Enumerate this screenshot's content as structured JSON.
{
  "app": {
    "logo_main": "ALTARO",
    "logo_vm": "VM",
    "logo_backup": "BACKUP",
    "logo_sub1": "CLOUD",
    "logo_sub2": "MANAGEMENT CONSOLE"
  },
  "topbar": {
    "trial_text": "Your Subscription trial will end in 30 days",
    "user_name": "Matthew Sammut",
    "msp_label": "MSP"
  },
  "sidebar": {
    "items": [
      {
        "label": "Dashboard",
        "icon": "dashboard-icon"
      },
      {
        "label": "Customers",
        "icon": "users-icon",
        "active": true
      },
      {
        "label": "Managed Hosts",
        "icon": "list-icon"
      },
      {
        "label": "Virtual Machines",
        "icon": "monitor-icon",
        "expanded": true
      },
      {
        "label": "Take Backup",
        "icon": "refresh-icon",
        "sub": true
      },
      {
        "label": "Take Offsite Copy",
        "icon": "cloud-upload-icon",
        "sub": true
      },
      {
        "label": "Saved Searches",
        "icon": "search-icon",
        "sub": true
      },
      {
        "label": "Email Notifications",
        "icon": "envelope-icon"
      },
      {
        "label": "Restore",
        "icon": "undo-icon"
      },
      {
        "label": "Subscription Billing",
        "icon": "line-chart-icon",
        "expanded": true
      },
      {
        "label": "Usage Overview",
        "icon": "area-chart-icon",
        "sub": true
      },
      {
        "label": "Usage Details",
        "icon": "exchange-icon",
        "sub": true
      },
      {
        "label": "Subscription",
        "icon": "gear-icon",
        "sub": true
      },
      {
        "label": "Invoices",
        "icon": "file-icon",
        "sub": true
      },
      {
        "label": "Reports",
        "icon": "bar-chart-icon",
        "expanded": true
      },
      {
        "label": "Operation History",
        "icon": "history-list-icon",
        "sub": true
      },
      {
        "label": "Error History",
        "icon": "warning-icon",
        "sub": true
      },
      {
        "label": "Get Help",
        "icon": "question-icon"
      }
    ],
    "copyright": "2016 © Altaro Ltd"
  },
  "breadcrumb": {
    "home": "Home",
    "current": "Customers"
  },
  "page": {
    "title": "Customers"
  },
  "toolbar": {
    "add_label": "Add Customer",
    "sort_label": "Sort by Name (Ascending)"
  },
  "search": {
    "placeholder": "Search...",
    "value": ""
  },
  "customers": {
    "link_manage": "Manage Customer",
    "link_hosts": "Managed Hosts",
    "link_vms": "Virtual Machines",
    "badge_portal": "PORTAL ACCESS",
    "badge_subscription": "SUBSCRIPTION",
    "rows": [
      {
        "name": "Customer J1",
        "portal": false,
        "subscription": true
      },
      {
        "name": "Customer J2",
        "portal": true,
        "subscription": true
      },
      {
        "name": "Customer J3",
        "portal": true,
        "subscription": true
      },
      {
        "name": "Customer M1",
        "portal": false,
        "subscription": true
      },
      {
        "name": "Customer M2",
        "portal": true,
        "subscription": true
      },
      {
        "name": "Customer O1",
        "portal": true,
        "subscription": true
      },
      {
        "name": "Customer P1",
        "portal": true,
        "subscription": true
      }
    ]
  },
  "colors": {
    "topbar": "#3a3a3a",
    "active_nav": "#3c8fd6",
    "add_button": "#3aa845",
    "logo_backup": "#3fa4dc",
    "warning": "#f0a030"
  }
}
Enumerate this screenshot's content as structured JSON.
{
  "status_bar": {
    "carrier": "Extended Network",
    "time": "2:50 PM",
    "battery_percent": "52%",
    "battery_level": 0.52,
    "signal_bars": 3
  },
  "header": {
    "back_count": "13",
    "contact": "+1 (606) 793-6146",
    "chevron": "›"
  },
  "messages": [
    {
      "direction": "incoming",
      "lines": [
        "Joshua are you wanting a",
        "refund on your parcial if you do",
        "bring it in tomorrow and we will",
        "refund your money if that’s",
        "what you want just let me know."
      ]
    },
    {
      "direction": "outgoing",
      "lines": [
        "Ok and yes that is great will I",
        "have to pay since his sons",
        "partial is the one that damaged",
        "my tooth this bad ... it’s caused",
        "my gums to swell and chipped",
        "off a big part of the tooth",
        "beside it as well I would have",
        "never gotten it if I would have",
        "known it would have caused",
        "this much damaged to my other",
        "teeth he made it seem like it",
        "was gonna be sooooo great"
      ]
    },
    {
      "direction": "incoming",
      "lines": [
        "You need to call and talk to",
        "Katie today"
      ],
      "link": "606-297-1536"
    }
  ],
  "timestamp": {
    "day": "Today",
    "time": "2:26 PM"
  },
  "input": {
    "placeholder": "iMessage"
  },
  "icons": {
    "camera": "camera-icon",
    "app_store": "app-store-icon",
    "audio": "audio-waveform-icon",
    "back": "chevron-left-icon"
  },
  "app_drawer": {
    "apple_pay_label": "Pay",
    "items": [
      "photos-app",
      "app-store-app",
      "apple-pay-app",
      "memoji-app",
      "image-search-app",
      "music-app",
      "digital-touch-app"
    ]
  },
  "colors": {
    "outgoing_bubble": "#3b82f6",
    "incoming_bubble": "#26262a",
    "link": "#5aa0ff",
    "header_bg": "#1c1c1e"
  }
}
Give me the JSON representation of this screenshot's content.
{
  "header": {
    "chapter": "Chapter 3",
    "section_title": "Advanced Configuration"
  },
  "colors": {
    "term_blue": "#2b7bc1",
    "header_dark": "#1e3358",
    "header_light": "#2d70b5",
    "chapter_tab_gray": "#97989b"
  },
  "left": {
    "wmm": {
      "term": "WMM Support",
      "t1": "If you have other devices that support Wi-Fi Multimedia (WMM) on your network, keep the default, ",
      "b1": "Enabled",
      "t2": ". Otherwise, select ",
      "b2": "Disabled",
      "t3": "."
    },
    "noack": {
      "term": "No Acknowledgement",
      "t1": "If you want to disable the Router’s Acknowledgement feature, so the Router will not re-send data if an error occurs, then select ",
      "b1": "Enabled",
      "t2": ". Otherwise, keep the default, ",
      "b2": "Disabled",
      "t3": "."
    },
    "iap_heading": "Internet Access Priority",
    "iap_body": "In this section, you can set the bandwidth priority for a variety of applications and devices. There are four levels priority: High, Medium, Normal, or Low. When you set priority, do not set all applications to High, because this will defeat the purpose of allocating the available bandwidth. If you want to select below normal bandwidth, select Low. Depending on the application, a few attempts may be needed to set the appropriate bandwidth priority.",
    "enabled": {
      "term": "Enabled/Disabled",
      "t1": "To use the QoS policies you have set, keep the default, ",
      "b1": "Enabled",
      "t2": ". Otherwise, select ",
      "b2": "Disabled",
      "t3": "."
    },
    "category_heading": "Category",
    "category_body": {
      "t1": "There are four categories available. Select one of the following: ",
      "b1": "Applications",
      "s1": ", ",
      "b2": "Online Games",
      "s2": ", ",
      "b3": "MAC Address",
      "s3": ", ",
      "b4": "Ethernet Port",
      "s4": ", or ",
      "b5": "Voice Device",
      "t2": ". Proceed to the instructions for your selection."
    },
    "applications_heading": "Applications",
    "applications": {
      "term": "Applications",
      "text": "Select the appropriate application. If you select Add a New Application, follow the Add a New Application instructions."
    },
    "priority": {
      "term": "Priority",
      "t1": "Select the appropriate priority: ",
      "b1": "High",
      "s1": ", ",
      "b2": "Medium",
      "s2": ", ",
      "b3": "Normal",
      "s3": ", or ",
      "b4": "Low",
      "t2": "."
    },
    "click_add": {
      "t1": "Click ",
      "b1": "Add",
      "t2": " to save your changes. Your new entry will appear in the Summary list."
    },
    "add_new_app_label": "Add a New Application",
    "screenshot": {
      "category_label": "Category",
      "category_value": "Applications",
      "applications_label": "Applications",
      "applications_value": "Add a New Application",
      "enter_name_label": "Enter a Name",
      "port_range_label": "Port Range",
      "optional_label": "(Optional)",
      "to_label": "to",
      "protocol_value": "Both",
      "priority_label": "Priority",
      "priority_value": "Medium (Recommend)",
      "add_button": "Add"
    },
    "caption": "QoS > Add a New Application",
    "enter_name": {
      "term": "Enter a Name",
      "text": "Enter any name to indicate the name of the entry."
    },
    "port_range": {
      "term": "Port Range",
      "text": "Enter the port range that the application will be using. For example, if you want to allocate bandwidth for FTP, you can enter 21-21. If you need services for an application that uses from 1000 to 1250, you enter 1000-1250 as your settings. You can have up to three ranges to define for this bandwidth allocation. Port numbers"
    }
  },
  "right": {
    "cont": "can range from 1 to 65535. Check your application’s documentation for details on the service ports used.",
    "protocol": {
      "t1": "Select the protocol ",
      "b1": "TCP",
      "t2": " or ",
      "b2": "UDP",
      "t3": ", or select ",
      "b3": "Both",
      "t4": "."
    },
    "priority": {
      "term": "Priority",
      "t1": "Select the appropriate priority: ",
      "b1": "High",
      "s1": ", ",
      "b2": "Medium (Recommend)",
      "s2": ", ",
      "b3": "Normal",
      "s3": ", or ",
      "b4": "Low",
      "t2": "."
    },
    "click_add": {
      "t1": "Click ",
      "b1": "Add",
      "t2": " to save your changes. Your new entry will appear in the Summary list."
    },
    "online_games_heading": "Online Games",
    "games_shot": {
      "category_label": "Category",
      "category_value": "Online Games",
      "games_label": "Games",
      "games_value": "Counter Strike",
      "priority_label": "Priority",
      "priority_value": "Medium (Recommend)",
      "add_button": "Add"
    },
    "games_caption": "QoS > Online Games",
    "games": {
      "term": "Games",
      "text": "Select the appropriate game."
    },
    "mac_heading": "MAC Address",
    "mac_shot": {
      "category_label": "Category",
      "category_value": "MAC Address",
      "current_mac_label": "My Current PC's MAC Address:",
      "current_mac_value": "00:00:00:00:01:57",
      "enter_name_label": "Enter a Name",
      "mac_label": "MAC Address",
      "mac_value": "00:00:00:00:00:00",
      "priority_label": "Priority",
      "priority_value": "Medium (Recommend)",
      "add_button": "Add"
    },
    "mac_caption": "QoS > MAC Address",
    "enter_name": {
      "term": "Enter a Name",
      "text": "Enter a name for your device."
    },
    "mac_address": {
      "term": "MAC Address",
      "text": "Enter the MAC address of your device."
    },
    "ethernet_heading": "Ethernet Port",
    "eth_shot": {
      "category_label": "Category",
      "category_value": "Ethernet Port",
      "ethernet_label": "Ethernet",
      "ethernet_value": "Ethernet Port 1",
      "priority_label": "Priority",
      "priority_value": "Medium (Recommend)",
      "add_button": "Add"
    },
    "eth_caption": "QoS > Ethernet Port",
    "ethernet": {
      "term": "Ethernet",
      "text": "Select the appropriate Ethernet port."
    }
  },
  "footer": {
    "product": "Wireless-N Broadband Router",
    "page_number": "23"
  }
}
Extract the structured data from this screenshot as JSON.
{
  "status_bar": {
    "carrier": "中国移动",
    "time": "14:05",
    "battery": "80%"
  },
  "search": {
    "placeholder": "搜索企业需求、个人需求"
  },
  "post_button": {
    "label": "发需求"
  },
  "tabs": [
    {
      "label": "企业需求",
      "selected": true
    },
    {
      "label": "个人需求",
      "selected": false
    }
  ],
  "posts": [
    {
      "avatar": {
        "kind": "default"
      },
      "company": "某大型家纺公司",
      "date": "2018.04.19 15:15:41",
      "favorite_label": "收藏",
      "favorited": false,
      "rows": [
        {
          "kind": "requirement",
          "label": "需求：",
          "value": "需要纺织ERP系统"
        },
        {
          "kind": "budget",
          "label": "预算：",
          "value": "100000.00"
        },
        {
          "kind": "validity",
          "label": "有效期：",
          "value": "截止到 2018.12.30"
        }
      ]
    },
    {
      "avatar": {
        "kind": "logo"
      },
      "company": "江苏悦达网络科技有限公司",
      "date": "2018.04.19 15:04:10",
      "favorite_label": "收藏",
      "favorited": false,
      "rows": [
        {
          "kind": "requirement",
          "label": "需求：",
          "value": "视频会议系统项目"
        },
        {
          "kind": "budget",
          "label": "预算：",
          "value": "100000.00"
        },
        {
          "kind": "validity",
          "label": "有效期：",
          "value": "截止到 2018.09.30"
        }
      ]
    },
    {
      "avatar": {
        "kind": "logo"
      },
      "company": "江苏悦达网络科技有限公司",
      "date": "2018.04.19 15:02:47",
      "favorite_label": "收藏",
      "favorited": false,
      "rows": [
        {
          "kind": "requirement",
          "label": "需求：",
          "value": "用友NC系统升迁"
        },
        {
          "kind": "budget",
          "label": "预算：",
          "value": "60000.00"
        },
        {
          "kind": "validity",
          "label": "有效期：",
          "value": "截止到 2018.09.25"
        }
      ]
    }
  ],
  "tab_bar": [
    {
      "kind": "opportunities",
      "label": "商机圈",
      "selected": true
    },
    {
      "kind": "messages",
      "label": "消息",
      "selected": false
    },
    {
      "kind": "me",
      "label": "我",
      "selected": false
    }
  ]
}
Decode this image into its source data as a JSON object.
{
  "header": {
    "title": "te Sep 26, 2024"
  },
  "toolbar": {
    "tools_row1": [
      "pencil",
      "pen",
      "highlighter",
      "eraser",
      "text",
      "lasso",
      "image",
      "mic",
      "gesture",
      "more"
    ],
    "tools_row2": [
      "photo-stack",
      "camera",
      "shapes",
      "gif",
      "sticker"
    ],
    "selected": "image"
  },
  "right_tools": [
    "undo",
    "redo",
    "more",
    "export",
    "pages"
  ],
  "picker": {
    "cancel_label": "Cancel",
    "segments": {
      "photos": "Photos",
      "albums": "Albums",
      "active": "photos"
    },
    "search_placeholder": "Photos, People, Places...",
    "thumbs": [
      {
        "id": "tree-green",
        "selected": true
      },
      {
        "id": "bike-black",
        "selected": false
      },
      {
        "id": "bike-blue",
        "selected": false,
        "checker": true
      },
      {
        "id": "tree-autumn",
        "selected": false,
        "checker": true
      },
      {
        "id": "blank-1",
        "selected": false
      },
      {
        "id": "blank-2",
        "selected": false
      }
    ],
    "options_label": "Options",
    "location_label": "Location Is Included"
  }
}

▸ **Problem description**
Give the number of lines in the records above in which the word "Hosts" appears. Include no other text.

▸ **Solution to this problem**
2